Rep. Morgan McGarvey, a Democrat who represents Louisville, is the newest member of the Kentucky delegation and its only Democrat.
“This is serious business,” McGarvey told Spectrum News. “We’re the first freshmen class elected after Jan. 6, and I get the sense from my class that we came here to do something.”
McGarvey criticized House Republicans, who get to set the agenda, after they decided to focus on several bills that had no chance of passing in the Democratic-led Senate.
“These messaging bills, the frustration, the sort of confusion we are seeing out of their caucus - it’s not leadership,” McGarvey said. “We all ran campaigns, and they got the majority, but they’ve actually done nothing they’ve campaigned on. They’ve done nothing to help with inflation. They’ve done nothing to help people in their everyday lives.”
McGarvey’s predecessor, former Rep. John Yarmuth, endorsed McGarvey before the primary elections. In a Spectrum News interview last May, Yarmuth shared some advice about working as the only Democrat in Kentucky’s congressional delegation.
“We generally find ways to work together when Kentucky interests are involved,” Yarmuth said using the bourbon and horse racing industries as examples. “There’s a variety of things where we can always work together.”
Over the last 10 years, McGarvey became known for working across the aisle in the state senate where Democrats held a super-minority. He served his last 4 years in Frankfort as the Democratic leader.
McGarvey seems to be taking Yarmuth’s advice to heart, joining Rep. Andy Barr, R-Ky., as co-chairman of the Congressional Bourbon Caucus. While caucuses do not have power like congressional committees, they provide a way for lawmakers to strengthen relationships and draw attention to issue they think are important.
“Ninety-five percent of the world’s bourbon is made in the Commonwealth of Kentucky. It’s good jobs. It’s union jobs,” McGarvey said. “It’s important for people to understand how we export, how we make a profit.”
No matter how quickly McGarvey hits the ground running in Washington, this seat is losing influence because Yarmuth, who had represented the Louisville area for 16 years, had worked his way up to chair the highly influential House Budget Committee.
“Losing it just kind of takes a hit on the representation he provides to the home state,” explained Casey Burgat with the legislative affairs program at George Washington University. “[Yarmuth] is in a better position to set the agenda, to call certain witnesses, to fill legislation with certain pet prerogatives or pet items.”
Stephen Voss with the political science department at the University of Kentucky explained that with Republicans in the majority, it would be a good time for McGarvey to grow his potential for power in Congress.
“Let [McGarvey] rise up in the ranks that sometime in the future, when the Democratic Party moves into the majority… he might have a handful of years of seniority under his belt and be ready to start exercising influence,” Voss explained.
McGarvey will start out by serving as a member of the Small Business Committee and the Veterans Affairs Committee.

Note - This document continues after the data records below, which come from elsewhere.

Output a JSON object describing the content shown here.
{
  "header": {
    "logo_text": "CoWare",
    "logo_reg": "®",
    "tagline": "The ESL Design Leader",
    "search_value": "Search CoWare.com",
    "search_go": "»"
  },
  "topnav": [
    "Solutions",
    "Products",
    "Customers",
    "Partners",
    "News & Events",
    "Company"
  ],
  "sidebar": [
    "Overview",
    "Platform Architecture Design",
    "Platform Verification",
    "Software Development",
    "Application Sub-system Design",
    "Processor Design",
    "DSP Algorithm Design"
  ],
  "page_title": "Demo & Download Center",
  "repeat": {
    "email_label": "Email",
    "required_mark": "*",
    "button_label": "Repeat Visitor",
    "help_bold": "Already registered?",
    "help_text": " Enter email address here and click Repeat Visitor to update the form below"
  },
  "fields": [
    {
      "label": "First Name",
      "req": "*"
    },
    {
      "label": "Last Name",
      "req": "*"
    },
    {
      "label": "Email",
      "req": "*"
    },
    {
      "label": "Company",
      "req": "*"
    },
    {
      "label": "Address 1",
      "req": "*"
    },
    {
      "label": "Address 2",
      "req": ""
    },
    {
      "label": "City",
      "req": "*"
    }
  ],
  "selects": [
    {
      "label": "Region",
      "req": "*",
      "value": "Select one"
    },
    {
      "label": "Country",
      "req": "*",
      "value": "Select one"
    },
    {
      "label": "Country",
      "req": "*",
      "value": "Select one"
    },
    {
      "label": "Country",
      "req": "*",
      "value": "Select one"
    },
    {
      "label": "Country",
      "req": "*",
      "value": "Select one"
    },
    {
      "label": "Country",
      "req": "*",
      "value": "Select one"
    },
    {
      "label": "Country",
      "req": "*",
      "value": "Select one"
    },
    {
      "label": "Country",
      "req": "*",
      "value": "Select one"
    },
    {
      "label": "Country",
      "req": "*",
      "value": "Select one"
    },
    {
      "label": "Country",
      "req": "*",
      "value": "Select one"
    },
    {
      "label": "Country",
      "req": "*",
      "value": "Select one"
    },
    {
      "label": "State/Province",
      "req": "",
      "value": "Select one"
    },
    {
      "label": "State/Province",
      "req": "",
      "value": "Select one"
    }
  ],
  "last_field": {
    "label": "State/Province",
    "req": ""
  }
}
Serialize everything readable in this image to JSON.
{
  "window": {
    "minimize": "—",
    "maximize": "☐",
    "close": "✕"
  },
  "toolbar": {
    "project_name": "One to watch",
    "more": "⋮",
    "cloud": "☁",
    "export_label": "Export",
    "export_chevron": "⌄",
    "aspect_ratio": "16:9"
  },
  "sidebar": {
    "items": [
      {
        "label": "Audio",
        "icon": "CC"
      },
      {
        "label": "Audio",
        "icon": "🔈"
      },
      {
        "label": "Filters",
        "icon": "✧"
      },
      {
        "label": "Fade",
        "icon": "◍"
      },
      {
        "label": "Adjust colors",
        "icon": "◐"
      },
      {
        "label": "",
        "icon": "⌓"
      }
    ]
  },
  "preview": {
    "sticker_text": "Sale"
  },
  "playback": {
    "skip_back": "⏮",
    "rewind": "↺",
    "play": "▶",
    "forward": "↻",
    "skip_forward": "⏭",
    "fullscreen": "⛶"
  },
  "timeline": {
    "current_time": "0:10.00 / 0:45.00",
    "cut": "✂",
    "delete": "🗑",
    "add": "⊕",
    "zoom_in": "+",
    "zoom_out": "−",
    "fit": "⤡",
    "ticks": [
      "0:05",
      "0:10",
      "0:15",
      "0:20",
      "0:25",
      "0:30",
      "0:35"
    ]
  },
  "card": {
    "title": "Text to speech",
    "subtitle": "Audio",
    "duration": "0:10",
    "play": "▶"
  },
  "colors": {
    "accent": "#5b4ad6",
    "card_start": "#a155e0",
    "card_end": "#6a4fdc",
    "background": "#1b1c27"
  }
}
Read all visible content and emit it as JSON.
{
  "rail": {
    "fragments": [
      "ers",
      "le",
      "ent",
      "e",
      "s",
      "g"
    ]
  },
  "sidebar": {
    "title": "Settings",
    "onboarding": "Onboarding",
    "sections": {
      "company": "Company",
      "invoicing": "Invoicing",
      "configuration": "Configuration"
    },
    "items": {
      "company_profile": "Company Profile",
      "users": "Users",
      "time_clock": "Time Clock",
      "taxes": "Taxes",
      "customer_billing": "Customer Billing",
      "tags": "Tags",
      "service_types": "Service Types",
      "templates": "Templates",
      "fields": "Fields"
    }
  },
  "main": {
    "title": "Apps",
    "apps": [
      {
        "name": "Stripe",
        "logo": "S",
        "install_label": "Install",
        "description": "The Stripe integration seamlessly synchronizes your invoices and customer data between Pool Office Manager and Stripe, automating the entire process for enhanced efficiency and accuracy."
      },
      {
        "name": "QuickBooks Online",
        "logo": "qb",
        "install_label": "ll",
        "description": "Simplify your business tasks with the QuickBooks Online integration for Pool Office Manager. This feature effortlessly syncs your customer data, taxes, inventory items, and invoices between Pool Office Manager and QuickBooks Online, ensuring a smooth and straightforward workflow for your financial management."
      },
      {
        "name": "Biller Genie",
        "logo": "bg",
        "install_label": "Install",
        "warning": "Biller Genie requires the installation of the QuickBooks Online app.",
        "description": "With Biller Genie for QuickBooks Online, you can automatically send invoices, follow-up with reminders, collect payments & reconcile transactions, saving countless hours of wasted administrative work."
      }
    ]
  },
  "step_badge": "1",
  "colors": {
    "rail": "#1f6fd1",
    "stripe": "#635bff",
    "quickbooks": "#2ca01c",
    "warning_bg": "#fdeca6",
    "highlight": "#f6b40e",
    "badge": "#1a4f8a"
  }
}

“I’m seeing good progress on my committees right now, with people from across the aisle,” McGarvey said. “I’ve co-sponsored a bill with a Republican representatives on the veterans committee that, we hope, will ease the backlog of complaints coming in that our veterans need to get solved.”
In a press release, McGarvey said that the Veterans’ Appeals Backlog Improvement Act “will allow the VA and Board of Veterans’ Appeals to establish a legal internship program, hire more young attorneys, and create better access to resources, cutting down on delays and improving veterans’ lives."
There are approximately 40,000 veterans in McGarvey’s district so his work on the Veterans’ Affairs Committee has the potential to affect many of his constituents. His goals include improving healthcare options and providing more education and job training resources for those who served.